[Required action] Among the records, which lines include "icon"? List them.

Page and application data records:

>>>>

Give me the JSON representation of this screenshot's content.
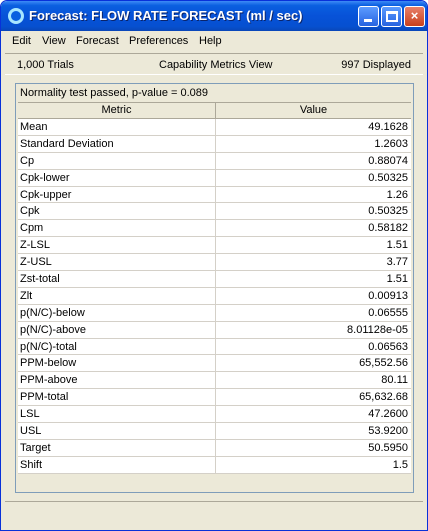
{
  "window": {
    "title": "Forecast: FLOW RATE FORECAST (ml / sec)",
    "app_icon": "crystal-ball-icon",
    "controls": {
      "minimize": "minimize-icon",
      "maximize": "maximize-icon",
      "close": "×"
    }
  },
  "menu": {
    "items": [
      "Edit",
      "View",
      "Forecast",
      "Preferences",
      "Help"
    ]
  },
  "info": {
    "trials": "1,000 Trials",
    "view_name": "Capability Metrics View",
    "displayed": "997 Displayed"
  },
  "panel": {
    "normality": "Normality test passed, p-value = 0.089",
    "headers": {
      "metric": "Metric",
      "value": "Value"
    },
    "rows": [
      {
        "metric": "Mean",
        "value": "49.1628"
      },
      {
        "metric": "Standard Deviation",
        "value": "1.2603"
      },
      {
        "metric": "Cp",
        "value": "0.88074"
      },
      {
        "metric": "Cpk-lower",
        "value": "0.50325"
      },
      {
        "metric": "Cpk-upper",
        "value": "1.26"
      },
      {
        "metric": "Cpk",
        "value": "0.50325"
      },
      {
        "metric": "Cpm",
        "value": "0.58182"
      },
      {
        "metric": "Z-LSL",
        "value": "1.51"
      },
      {
        "metric": "Z-USL",
        "value": "3.77"
      },
      {
        "metric": "Zst-total",
        "value": "1.51"
      },
      {
        "metric": "Zlt",
        "value": "0.00913"
      },
      {
        "metric": "p(N/C)-below",
        "value": "0.06555"
      },
      {
        "metric": "p(N/C)-above",
        "value": "8.01128e-05"
      },
      {
        "metric": "p(N/C)-total",
        "value": "0.06563"
      },
      {
        "metric": "PPM-below",
        "value": "65,552.56"
      },
      {
        "metric": "PPM-above",
        "value": "80.11"
      },
      {
        "metric": "PPM-total",
        "value": "65,632.68"
      },
      {
        "metric": "LSL",
        "value": "47.2600"
      },
      {
        "metric": "USL",
        "value": "53.9200"
      },
      {
        "metric": "Target",
        "value": "50.5950"
      },
      {
        "metric": "Shift",
        "value": "1.5"
      }
    ]
  }
}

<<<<

[Answer to this exercise]
    "app_icon": "crystal-ball-icon",
      "minimize": "minimize-icon",
      "maximize": "maximize-icon",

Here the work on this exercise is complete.